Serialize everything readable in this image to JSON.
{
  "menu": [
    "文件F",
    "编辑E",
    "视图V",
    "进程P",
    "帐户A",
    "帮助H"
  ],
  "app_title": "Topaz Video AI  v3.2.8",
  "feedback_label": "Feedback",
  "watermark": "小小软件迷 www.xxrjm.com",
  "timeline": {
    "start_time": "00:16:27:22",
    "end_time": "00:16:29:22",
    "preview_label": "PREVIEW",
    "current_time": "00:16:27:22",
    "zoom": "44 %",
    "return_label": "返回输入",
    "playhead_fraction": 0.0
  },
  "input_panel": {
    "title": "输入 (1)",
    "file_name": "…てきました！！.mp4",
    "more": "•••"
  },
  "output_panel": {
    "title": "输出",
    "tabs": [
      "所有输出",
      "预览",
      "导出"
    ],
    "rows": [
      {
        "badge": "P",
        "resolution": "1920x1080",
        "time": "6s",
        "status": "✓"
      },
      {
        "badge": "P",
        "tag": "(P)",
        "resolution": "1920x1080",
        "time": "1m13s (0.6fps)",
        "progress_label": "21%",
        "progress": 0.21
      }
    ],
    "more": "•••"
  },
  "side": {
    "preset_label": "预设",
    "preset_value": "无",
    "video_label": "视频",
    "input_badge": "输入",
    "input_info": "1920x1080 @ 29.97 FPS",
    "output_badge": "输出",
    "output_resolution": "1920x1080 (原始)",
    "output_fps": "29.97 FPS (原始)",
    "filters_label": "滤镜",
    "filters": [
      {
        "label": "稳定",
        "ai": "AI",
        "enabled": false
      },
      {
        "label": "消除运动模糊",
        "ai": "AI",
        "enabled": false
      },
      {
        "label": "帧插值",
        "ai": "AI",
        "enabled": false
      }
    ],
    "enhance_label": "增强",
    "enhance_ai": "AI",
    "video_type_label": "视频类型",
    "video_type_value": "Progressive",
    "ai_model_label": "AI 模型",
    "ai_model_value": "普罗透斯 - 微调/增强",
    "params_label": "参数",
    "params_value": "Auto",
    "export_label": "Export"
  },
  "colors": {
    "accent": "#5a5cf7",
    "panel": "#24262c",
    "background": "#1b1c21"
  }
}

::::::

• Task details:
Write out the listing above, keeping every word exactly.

• Written solution:
Serialize everything readable in this image to JSON.
{
  "menu": [
    "文件F",
    "编辑E",
    "视图V",
    "进程P",
    "帐户A",
    "帮助H"
  ],
  "app_title": "Topaz Video AI  v3.2.8",
  "feedback_label": "Feedback",
  "watermark": "小小软件迷 www.xxrjm.com",
  "timeline": {
    "start_time": "00:16:27:22",
    "end_time": "00:16:29:22",
    "preview_label": "PREVIEW",
    "current_time": "00:16:27:22",
    "zoom": "44 %",
    "return_label": "返回输入",
    "playhead_fraction": 0.0
  },
  "input_panel": {
    "title": "输入 (1)",
    "file_name": "…てきました！！.mp4",
    "more": "•••"
  },
  "output_panel": {
    "title": "输出",
    "tabs": [
      "所有输出",
      "预览",
      "导出"
    ],
    "rows": [
      {
        "badge": "P",
        "resolution": "1920x1080",
        "time": "6s",
        "status": "✓"
      },
      {
        "badge": "P",
        "tag": "(P)",
        "resolution": "1920x1080",
        "time": "1m13s (0.6fps)",
        "progress_label": "21%",
        "progress": 0.21
      }
    ],
    "more": "•••"
  },
  "side": {
    "preset_label": "预设",
    "preset_value": "无",
    "video_label": "视频",
    "input_badge": "输入",
    "input_info": "1920x1080 @ 29.97 FPS",
    "output_badge": "输出",
    "output_resolution": "1920x1080 (原始)",
    "output_fps": "29.97 FPS (原始)",
    "filters_label": "滤镜",
    "filters": [
      {
        "label": "稳定",
        "ai": "AI",
        "enabled": false
      },
      {
        "label": "消除运动模糊",
        "ai": "AI",
        "enabled": false
      },
      {
        "label": "帧插值",
        "ai": "AI",
        "enabled": false
      }
    ],
    "enhance_label": "增强",
    "enhance_ai": "AI",
    "video_type_label": "视频类型",
    "video_type_value": "Progressive",
    "ai_model_label": "AI 模型",
    "ai_model_value": "普罗透斯 - 微调/增强",
    "params_label": "参数",
    "params_value": "Auto",
    "export_label": "Export"
  },
  "colors": {
    "accent": "#5a5cf7",
    "panel": "#24262c",
    "background": "#1b1c21"
  }
}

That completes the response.